In a survey published Tuesday by Fannie Mae's economists, lenders overwhelmingly agree that telecommute situations have led not only to a more productive workforce but also lower operating costs, but does that mean managers will continue allowing staffers to work from home? Not entirely. There is some incentive to return to offices, reportedly. Most lenders who responded to Fannie Mae's survey expressed tentative plans to employ a hybrid model utilizing a mix of remote and in-office staff, reportedVP and Deputy Chief Economist. Senior management and customer-facing personnel are the likeliest to need to work at the office after the pandemic, most respondents agreed.

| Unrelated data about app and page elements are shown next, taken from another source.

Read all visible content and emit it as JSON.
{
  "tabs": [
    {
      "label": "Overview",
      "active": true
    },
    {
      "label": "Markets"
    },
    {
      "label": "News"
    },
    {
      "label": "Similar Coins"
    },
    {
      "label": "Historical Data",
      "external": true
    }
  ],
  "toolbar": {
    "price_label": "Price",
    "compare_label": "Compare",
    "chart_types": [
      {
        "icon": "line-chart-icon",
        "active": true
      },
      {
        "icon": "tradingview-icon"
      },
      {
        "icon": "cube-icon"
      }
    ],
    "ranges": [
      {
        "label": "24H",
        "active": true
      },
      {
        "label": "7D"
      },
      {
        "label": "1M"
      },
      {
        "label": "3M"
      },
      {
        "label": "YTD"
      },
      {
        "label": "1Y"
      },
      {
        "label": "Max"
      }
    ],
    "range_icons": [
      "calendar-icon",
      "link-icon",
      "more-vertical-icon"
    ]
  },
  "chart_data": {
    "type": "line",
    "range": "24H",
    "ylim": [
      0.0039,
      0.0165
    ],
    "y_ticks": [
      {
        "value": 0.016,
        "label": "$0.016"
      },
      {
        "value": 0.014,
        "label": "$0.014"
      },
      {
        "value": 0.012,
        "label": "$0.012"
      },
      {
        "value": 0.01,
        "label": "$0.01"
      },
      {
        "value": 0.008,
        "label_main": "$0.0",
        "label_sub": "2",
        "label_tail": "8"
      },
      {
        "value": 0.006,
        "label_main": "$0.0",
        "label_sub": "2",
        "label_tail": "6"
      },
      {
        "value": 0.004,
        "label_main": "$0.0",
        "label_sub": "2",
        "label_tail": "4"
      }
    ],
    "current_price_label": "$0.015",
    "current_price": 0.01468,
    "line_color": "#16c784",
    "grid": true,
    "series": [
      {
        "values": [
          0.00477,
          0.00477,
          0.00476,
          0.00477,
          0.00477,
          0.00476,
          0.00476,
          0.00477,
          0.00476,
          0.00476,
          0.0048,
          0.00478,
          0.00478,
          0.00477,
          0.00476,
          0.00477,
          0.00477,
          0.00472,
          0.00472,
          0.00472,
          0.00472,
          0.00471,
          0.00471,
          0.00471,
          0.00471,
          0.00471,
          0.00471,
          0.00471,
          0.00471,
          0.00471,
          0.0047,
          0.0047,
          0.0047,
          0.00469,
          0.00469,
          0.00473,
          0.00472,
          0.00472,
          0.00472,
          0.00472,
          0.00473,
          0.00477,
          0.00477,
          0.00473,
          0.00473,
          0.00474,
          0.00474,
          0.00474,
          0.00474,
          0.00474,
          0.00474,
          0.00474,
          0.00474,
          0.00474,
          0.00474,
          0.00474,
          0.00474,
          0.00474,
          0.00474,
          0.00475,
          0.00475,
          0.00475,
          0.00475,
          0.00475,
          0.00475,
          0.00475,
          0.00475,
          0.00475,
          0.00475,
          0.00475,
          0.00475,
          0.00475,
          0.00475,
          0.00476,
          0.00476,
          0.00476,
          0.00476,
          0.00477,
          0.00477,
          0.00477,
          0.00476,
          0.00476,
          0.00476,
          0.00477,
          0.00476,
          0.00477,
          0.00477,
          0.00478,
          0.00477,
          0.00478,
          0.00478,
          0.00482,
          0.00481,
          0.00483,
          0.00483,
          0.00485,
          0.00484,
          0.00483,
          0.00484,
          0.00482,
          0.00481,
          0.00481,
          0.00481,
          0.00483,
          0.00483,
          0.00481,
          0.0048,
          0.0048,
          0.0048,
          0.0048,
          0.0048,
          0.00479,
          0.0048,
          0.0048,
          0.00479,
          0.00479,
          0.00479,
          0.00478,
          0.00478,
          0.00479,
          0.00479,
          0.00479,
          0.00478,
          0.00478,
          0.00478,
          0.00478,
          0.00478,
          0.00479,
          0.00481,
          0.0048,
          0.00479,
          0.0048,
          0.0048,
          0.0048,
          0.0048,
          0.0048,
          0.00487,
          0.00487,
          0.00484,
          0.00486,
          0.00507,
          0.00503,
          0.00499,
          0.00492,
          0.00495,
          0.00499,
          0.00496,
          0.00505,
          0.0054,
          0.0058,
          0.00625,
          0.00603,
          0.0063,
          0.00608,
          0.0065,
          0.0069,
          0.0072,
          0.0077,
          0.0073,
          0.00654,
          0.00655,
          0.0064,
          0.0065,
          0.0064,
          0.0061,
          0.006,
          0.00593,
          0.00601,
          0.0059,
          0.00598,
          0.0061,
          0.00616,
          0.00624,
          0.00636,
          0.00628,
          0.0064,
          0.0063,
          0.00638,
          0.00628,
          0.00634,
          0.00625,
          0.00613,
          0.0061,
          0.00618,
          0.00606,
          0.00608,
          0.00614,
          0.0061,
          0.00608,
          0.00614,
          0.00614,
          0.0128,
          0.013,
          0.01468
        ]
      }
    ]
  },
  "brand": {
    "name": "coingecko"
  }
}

While the positive aspects were clear, a majority also reported worse employee collaboration within and across business functions.
Most lenders, 77% of those who responded, said they anticipate an increase in employee requests for long-term or permanent remote work arrangements.
As management weigh the pros and cons of telework, the survey revealed the factors they consider most important.
"Lenders cited productivity as the most important factor, followed by company culture, talent retention, and customer experience," Palim noted on Fannie Mae's Perspectives blog. "Among the lenders who expect their remote workforce to decrease post-pandemic, they expressed greater concern with business process flows and talent onboarding and integration."
While most seemed to deem widespread remote work a success, it has had its disadvantages too.
The shift to remote work in 2020 coincided with loan origination volumes reaching historical highs, Palim pointed out.
"Despite capacity constraints and the challenge of skyrocketing consumer demand, lenders commented that remote work had the effect of making many employees feel siloed, which made it difficult to communicate day-to-day business challenges and assign resources accordingly.
Additionally, although the industry has made tremendous strides leveraging digital technology to streamline the mortgage process, many lenders continue to consider human interaction critical to cultivating trust and business relationships."
The pandemic and lockdowns forced companies to employ technologies in which they had already invested—lenders appear comfortable with remote-work technology and IT security, Palim notes, which suggests as much.
The attitude among responses indicates investments in IT infrastructure and digitization over the past few years are paying off, he says. "These tech capabilities should enable employers not only to recruit talent without geographic limitations but to also better retain talent considering that many lenders foresee employee requests for permanent remote work arrangements to increase, perhaps foreshadowing the trend of a distributed operational workforce."
The full report and commentary can be accessed at FannieMae.